We are watching them strip amenities domestically, dispose of our galley and our workspace on the 757, remove lavatories, and add seats, creating more passengers and less room to move. But we still do our service with a smile and a friendly way about us.
Internationally we received a memo stating that staffing would be reduced to match our competitors. We have been working off of two different contracts for well over a year and it is not only confusing, but inevitably frustrating not knowing what has and has not yet been implemented.
On the legacy-CO side of the contract, we are working without duty rigs that our colleagues receive. Also, if we are not at top-out pay, on the co-side, we receive our raises a month behind our colleagues with the same seniority. (We get ours the date we came online; they get theirs the date they started training.)
We watched an optional program "bonus bucks" become a mandatory program. We now announce and pedal card membership through the aisle. And we do it with a smile. The cheapened domestic plane has never felt so cheap, as we push this credit card on unsuspecting customers, who really don't want to be bothered.
Last, they took away our quarterly incentive bonuses, and changed it to a deplorable new system that only rewards an elite few. (No surprise, since they are good at only awarding an "elite few" - aka the upper management, and not the entire population of frontline workers.)
Above all, we are still grateful to have jobs, and we still somehow manage to squeak by with this company. We do a thankless job. We cheerfully greet our customers, without so much as a response. We assist a nervous flyer who has never stepped foot on a plane before. We hold the hand of an unaccompanied minor, deplaning to meet his estranged family. We cry with the "Make a Wish Foundation" children, eagerly flying to MCO to fulfil their dreams. We walk an elderly couple to their next gate ... yet, our paychecks are wrong lately, and we wait for months, we go through red tape, we are handed off to multiple departments, sent on a wild-goose chase, to find out where our missing money is.

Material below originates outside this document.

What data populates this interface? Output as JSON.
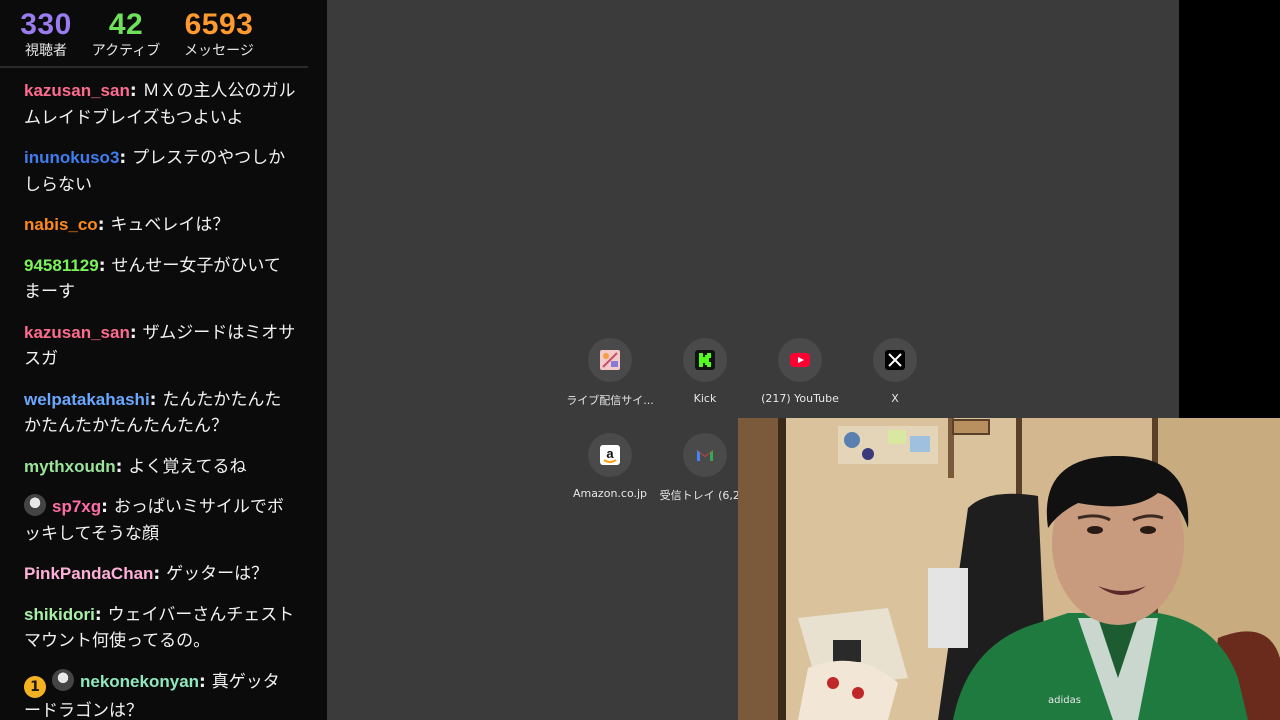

For many of us, caring for customers is innate. We back up the company, we learn and we promote and we follow United's values. We do what we can to appease the management and do our jobs adequately (and beyond). Most of us have a background in customer service. We come from caring professions. Nurses, counsellors, teachers and even clergy. We do what they want us to do. We stand behind United. It is disappointing and quite frankly, downright disgusting that our caring for the company is not reciprocal.
Thank you very much for taking our concerns seriously and for reading this letter.
United Airlines Flight Attendants